• **Task statement**:
Only lines containing "arrow" belong in the answer, each copied from the entries below.

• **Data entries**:
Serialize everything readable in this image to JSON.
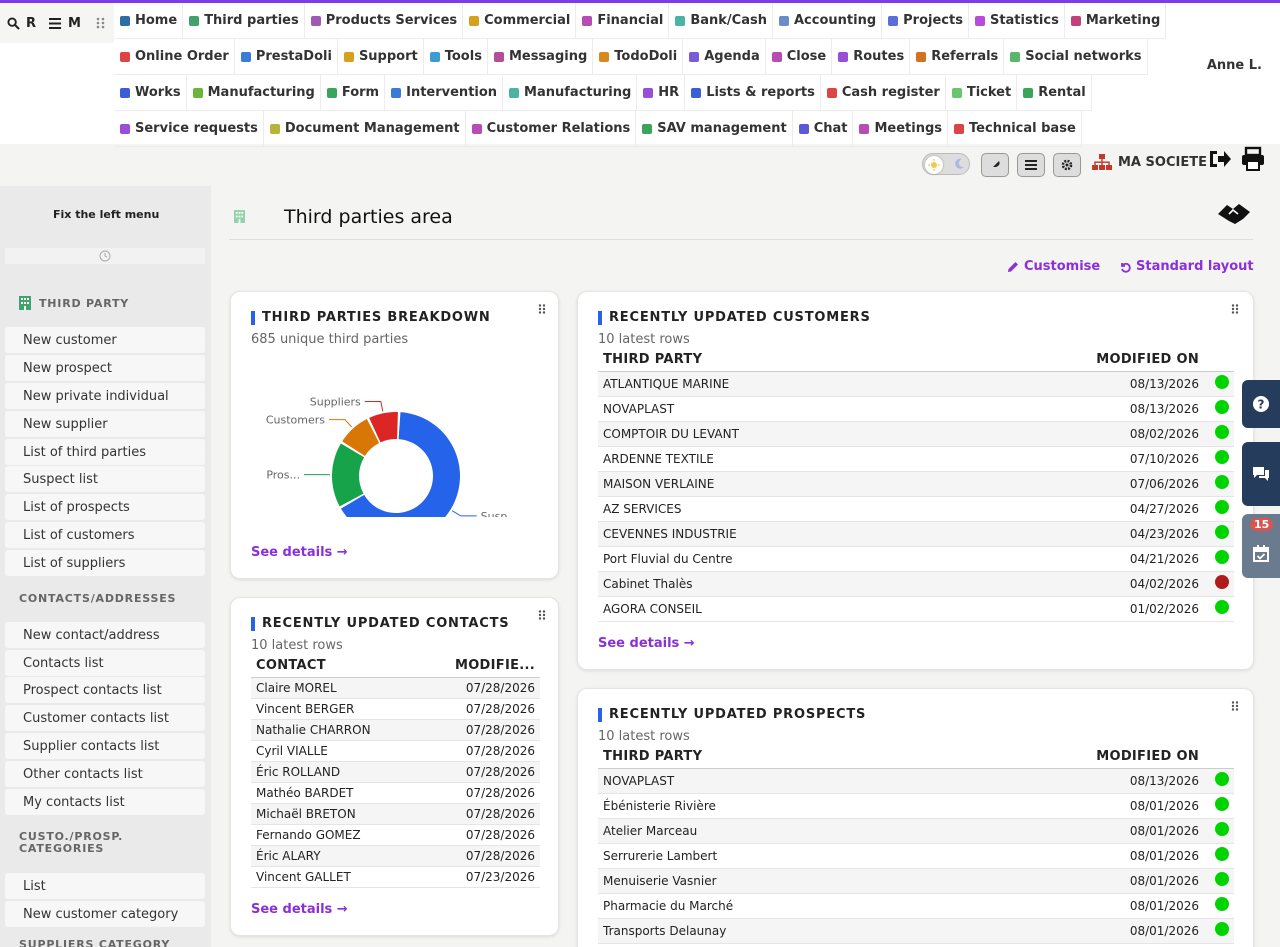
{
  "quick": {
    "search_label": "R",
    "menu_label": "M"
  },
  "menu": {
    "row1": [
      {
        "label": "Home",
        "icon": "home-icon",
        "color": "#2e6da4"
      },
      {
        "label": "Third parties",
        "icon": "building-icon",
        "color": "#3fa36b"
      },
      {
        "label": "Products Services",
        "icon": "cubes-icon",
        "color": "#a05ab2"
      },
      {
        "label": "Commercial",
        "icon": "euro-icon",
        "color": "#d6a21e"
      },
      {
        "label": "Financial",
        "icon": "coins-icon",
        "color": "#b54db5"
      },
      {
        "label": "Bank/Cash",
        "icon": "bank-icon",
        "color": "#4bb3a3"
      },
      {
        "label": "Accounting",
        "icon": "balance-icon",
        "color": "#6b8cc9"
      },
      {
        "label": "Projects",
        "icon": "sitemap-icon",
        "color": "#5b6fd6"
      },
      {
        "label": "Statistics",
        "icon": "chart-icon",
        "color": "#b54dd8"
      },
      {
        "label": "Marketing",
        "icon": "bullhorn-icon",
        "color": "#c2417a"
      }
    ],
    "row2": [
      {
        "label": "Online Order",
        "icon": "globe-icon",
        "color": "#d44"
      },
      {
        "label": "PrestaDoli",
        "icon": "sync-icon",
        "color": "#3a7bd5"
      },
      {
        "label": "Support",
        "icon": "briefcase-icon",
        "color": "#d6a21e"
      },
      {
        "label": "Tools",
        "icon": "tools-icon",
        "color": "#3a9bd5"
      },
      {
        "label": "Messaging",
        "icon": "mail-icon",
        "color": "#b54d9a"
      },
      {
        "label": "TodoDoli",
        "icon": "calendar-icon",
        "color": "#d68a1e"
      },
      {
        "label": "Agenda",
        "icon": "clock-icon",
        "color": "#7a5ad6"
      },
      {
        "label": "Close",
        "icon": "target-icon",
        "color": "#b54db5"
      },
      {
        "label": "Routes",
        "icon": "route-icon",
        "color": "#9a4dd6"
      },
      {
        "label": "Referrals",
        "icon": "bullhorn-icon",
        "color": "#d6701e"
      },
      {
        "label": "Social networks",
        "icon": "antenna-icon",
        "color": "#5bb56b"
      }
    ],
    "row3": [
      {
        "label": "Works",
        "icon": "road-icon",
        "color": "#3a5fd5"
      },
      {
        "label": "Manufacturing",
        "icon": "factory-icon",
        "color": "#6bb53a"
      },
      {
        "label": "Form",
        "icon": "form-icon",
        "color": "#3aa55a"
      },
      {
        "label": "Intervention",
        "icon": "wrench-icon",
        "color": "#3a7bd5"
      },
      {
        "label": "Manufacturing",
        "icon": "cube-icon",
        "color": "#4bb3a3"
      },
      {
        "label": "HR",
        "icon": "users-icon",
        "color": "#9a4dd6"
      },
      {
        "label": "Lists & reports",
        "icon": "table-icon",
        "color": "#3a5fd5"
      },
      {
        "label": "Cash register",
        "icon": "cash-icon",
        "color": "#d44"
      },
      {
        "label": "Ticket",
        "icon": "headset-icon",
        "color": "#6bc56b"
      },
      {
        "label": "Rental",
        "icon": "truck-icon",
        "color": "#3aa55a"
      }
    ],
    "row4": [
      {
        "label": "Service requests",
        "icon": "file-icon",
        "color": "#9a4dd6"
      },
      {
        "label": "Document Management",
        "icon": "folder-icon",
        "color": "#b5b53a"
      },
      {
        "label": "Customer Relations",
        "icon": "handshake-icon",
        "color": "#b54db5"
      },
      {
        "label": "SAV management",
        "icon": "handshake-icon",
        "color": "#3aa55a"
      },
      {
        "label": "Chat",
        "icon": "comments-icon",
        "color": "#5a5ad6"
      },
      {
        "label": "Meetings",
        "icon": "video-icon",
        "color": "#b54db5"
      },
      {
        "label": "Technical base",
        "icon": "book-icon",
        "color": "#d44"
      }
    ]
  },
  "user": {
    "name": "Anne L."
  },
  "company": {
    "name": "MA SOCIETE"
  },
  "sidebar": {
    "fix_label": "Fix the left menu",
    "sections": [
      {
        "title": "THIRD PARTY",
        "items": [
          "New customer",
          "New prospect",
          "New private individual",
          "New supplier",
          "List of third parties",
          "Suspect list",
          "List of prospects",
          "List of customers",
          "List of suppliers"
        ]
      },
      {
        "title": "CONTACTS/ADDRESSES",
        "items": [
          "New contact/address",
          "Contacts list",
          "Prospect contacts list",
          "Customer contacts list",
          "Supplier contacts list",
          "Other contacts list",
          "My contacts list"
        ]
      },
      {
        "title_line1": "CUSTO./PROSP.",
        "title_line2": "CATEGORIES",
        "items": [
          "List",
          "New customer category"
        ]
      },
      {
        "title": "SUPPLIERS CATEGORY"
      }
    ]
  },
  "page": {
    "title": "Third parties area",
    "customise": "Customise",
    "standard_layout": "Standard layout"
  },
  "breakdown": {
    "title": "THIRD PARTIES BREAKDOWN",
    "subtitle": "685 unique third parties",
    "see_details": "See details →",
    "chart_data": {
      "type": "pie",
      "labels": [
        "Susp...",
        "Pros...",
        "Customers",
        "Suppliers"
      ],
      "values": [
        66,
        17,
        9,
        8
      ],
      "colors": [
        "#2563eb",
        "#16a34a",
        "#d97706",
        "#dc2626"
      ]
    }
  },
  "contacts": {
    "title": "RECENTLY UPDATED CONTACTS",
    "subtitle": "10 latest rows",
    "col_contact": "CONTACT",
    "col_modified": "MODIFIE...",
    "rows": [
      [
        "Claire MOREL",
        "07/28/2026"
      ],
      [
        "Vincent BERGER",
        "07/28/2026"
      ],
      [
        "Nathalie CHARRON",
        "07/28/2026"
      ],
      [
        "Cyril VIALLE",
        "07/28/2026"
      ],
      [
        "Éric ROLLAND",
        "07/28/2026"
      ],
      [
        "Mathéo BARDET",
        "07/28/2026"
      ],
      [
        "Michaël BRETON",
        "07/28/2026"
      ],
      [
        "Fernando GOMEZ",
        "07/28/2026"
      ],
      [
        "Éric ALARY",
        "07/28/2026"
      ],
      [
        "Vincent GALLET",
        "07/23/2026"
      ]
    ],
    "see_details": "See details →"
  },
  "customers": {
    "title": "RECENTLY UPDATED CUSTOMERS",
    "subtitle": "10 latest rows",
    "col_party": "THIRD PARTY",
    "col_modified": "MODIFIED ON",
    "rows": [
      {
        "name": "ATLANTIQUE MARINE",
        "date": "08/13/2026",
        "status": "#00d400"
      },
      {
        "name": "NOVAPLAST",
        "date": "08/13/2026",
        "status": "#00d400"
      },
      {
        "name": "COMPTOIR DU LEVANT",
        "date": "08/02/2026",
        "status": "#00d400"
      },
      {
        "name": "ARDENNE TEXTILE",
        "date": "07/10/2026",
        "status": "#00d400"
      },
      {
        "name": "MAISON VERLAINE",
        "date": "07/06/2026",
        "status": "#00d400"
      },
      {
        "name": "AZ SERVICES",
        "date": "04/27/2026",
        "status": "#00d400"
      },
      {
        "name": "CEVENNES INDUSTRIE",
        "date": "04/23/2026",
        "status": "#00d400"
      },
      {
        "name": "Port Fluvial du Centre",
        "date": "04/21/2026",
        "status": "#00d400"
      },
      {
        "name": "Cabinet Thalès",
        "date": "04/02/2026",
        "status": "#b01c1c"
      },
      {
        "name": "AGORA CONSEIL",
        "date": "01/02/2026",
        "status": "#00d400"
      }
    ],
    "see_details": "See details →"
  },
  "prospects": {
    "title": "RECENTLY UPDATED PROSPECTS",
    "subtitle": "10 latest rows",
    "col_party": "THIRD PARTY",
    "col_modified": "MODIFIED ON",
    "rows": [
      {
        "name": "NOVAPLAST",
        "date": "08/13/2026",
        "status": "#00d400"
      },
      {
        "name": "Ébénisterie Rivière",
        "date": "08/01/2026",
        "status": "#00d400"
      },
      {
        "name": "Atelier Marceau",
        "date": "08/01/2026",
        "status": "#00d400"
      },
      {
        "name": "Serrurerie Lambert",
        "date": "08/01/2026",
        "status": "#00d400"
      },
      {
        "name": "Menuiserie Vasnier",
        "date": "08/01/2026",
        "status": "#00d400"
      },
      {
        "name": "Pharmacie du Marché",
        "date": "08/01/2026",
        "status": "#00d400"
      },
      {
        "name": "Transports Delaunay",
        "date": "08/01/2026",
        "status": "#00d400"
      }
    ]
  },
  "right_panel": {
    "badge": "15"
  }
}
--
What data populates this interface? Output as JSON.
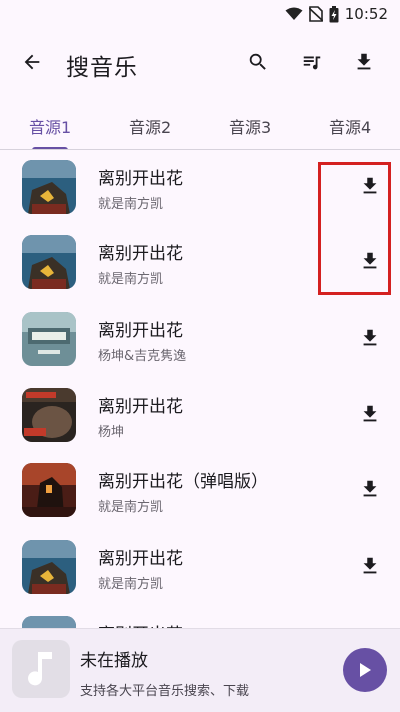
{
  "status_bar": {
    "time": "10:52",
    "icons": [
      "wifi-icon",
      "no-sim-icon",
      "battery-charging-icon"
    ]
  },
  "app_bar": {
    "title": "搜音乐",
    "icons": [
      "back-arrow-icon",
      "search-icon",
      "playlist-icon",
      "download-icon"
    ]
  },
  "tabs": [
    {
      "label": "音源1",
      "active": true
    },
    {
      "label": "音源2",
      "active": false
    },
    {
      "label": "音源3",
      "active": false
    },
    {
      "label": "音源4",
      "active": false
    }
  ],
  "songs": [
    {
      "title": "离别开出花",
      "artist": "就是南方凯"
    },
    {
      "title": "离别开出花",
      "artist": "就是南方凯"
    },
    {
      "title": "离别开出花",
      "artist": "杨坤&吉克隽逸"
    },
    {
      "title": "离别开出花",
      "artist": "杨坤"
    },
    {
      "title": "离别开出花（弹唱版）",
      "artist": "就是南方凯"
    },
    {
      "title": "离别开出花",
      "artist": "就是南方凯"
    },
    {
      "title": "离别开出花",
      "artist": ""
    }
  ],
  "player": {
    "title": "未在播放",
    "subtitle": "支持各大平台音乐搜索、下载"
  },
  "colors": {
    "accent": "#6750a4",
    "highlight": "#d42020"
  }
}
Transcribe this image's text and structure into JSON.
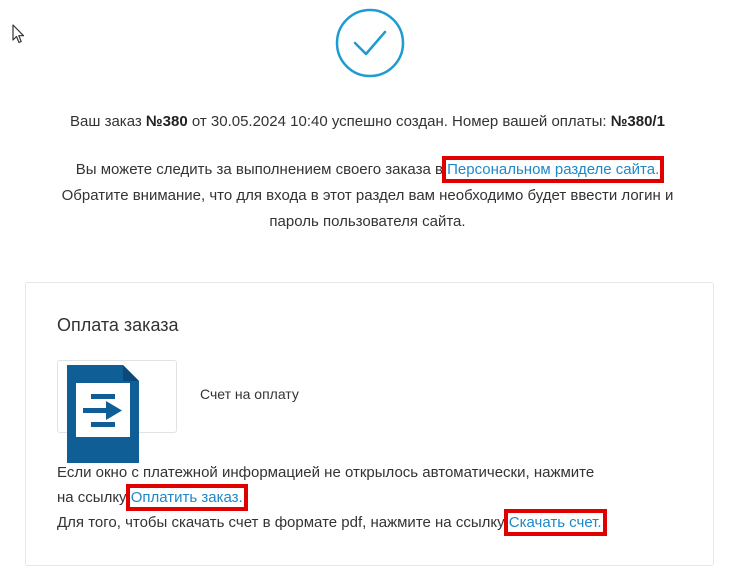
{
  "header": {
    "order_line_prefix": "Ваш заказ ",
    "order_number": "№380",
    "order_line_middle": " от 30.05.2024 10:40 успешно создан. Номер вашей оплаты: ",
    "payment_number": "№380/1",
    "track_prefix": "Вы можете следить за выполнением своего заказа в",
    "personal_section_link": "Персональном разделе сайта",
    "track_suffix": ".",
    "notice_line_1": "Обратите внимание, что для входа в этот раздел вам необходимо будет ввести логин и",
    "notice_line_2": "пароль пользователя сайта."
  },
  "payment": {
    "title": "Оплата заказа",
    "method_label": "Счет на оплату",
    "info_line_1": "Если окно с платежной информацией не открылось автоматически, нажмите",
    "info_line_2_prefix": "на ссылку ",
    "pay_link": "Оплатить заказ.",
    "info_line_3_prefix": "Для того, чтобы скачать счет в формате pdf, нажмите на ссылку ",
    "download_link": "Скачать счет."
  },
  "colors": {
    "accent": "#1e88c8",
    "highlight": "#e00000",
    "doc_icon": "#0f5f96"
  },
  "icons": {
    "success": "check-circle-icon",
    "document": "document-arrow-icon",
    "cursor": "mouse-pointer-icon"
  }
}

• **Solution to this exercise**:
      "back-arrow-icon",
    "document": "document-arrow-icon",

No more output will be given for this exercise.